● PROBLEM REQUIREMENTS
Find each line below that includes "down", then copy it.

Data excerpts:
****
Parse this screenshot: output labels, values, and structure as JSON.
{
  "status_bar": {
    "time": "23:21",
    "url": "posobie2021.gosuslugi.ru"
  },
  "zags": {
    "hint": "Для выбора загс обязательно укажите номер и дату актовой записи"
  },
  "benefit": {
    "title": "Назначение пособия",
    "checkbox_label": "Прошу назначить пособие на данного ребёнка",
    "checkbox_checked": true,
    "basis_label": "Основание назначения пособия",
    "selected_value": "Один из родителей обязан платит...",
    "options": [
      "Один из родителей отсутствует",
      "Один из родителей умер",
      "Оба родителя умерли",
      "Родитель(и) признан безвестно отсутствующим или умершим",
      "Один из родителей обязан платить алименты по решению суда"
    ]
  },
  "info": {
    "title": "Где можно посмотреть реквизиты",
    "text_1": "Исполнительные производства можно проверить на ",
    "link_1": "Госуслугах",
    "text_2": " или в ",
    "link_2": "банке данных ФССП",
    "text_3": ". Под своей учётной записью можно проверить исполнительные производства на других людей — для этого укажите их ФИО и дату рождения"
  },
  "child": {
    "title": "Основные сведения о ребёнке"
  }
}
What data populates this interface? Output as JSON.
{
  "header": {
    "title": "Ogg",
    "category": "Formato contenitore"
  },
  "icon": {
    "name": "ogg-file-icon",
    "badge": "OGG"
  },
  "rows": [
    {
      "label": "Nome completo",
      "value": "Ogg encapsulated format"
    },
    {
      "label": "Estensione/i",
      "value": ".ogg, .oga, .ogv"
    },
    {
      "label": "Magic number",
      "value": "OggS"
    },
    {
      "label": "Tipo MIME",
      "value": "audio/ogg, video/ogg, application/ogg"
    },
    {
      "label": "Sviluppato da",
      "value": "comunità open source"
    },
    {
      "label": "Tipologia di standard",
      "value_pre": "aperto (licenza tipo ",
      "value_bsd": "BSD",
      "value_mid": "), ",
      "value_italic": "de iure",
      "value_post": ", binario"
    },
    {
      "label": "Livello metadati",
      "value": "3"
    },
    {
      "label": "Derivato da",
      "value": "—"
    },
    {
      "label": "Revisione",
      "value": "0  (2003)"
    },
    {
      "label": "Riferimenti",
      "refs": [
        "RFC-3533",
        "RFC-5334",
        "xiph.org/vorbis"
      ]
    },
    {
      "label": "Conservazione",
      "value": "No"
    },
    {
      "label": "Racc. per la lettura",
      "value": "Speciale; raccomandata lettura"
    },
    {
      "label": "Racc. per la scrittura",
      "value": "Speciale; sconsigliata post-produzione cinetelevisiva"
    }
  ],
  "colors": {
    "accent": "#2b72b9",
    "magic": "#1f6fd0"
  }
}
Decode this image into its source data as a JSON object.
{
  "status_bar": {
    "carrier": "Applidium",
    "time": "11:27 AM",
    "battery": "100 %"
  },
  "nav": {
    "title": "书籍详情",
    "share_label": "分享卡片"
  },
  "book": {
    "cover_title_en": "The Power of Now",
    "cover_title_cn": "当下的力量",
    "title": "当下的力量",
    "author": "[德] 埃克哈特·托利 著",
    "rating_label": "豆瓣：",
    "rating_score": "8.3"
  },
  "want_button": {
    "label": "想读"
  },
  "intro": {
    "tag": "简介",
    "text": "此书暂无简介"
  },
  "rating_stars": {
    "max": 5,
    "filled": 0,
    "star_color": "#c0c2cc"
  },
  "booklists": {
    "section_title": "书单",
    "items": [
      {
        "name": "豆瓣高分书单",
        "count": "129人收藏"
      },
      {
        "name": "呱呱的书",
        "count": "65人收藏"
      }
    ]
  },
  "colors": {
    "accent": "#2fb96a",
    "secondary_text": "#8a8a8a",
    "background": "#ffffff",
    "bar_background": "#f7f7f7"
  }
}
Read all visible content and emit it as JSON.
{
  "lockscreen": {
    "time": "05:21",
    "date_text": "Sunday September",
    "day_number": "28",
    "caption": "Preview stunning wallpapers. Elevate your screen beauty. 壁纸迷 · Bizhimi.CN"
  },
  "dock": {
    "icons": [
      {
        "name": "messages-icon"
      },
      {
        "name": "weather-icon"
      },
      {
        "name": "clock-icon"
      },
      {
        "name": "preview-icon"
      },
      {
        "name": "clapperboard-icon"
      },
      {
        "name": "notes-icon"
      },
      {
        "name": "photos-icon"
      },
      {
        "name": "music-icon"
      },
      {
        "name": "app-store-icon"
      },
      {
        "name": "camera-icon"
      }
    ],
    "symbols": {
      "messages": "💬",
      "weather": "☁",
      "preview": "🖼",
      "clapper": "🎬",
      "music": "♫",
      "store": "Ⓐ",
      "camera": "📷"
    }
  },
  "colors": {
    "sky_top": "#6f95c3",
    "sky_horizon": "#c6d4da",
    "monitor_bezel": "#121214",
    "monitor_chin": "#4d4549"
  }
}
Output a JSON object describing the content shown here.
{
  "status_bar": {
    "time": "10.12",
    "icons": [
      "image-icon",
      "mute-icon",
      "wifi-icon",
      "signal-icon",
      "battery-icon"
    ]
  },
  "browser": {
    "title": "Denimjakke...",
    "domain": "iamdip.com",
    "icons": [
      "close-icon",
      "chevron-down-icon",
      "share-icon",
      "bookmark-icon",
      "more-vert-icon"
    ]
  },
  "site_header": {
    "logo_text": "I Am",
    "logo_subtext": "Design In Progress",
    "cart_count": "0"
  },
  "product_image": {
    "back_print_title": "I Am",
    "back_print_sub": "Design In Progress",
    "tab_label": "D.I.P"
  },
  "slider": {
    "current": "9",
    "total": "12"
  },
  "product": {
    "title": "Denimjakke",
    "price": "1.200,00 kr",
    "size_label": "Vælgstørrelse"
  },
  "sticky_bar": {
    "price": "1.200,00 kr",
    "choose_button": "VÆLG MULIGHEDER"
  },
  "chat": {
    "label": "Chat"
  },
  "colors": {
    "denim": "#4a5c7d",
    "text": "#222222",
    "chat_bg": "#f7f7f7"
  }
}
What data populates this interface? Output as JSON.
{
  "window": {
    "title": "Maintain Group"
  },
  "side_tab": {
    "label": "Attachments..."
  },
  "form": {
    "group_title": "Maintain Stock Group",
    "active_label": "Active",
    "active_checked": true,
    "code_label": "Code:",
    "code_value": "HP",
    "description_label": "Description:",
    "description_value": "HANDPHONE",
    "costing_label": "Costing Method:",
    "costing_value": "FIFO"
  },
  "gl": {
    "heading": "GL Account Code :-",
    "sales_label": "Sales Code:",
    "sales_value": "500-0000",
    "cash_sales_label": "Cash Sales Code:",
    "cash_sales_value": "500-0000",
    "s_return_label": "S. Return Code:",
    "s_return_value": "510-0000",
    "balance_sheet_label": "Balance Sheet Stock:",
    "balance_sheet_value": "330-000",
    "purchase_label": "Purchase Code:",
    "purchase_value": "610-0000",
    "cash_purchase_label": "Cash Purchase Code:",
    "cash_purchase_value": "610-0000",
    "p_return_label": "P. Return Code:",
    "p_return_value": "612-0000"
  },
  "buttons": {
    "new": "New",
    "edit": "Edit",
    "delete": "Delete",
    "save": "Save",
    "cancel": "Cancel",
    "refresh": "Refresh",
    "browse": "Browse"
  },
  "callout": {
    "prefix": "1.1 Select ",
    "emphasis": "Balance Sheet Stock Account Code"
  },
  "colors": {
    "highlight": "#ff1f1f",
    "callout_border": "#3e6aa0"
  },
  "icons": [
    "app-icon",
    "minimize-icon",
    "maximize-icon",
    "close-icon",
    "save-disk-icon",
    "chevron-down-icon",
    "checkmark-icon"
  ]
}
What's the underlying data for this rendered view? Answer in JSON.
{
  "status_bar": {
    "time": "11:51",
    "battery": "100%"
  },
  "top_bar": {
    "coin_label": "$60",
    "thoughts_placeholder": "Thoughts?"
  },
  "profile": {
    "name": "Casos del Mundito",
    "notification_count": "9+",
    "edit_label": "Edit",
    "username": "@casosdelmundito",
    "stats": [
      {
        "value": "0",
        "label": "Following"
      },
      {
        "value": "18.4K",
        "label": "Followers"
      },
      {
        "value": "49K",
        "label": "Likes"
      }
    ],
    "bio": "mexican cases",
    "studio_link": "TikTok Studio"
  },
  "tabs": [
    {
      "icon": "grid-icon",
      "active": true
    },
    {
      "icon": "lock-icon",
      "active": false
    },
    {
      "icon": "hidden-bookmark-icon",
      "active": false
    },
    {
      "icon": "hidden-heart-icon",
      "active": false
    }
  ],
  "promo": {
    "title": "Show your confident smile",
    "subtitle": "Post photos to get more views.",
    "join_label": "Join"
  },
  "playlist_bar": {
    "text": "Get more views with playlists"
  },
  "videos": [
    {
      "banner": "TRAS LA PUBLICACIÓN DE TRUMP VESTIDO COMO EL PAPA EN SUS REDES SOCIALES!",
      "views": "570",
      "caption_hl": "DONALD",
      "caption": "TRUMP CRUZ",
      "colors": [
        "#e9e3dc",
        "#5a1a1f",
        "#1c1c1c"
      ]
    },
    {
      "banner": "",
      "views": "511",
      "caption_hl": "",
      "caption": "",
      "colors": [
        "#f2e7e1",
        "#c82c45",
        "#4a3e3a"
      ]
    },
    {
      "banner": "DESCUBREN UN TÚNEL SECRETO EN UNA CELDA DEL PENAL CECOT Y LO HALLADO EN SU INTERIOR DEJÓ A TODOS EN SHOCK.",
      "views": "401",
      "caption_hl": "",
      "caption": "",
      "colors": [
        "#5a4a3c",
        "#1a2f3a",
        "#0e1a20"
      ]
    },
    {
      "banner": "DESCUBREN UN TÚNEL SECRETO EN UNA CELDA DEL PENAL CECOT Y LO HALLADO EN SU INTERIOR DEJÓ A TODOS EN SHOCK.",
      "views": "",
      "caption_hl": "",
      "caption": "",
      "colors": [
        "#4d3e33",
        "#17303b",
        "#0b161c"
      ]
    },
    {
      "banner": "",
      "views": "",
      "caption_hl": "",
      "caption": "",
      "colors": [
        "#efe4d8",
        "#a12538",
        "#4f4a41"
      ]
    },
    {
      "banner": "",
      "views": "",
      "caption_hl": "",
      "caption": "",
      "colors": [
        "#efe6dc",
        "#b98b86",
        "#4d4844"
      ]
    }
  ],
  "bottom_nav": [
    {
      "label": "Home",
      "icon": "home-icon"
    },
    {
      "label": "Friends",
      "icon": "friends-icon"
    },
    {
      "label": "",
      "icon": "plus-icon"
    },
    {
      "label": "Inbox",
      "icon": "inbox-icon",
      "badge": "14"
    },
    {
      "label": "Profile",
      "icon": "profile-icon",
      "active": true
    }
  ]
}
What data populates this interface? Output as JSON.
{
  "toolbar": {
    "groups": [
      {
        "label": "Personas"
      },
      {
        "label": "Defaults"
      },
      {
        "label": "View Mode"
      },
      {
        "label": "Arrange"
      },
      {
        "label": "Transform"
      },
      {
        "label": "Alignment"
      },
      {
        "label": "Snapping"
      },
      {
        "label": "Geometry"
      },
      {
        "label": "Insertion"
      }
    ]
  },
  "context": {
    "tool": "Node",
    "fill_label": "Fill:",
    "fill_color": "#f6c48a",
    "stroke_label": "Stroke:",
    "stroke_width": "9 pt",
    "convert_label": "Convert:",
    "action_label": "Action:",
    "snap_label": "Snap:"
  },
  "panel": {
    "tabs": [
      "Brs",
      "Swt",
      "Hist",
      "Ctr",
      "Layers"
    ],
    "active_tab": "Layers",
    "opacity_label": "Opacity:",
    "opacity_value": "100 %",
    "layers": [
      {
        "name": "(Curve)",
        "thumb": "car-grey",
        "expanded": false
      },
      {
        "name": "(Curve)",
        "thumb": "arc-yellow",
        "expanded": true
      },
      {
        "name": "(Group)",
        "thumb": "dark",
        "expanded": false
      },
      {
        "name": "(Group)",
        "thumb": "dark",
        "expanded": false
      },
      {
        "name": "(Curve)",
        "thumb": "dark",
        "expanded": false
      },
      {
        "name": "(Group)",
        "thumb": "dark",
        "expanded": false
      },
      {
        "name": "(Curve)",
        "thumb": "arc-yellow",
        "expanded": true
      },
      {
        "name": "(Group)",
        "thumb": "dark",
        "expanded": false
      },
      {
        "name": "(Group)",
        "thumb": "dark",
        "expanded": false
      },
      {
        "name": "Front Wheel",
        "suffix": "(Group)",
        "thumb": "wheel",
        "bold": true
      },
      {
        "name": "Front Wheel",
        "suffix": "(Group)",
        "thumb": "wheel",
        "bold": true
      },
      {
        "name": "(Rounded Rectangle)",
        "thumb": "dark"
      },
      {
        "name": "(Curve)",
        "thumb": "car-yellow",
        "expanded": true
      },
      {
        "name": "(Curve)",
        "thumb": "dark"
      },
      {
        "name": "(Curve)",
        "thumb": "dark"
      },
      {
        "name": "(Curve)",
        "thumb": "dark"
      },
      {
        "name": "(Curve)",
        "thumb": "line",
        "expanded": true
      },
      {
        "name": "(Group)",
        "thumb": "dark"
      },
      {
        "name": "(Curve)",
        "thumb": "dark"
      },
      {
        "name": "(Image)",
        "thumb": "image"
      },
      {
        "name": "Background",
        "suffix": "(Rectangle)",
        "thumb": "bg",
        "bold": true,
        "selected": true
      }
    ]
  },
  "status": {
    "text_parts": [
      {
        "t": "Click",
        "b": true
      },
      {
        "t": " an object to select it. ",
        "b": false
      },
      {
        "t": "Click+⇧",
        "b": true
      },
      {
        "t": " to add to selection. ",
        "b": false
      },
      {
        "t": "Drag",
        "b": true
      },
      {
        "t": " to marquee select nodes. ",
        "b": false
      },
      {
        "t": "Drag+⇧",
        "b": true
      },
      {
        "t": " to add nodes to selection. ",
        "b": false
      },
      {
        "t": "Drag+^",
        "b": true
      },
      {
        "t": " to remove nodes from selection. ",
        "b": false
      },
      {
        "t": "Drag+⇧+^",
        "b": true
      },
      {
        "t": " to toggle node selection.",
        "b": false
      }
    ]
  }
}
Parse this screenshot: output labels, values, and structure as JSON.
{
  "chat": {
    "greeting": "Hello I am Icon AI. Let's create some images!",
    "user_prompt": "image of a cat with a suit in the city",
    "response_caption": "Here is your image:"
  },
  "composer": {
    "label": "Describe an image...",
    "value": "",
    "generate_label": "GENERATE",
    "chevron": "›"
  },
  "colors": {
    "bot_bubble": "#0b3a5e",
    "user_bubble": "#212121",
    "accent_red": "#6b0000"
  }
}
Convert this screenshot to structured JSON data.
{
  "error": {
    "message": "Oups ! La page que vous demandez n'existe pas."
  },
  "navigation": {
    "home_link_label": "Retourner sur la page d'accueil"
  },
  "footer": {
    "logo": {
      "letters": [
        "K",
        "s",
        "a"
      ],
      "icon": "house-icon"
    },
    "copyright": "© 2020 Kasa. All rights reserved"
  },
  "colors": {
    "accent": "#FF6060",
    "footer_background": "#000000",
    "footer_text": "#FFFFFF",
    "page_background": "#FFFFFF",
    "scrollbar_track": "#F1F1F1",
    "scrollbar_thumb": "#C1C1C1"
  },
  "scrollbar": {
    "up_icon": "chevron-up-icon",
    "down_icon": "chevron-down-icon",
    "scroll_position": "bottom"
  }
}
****
● OUTPUT BELOW
      "chevron-down-icon",
    "chevron-down-icon",
    "down_icon": "chevron-down-icon",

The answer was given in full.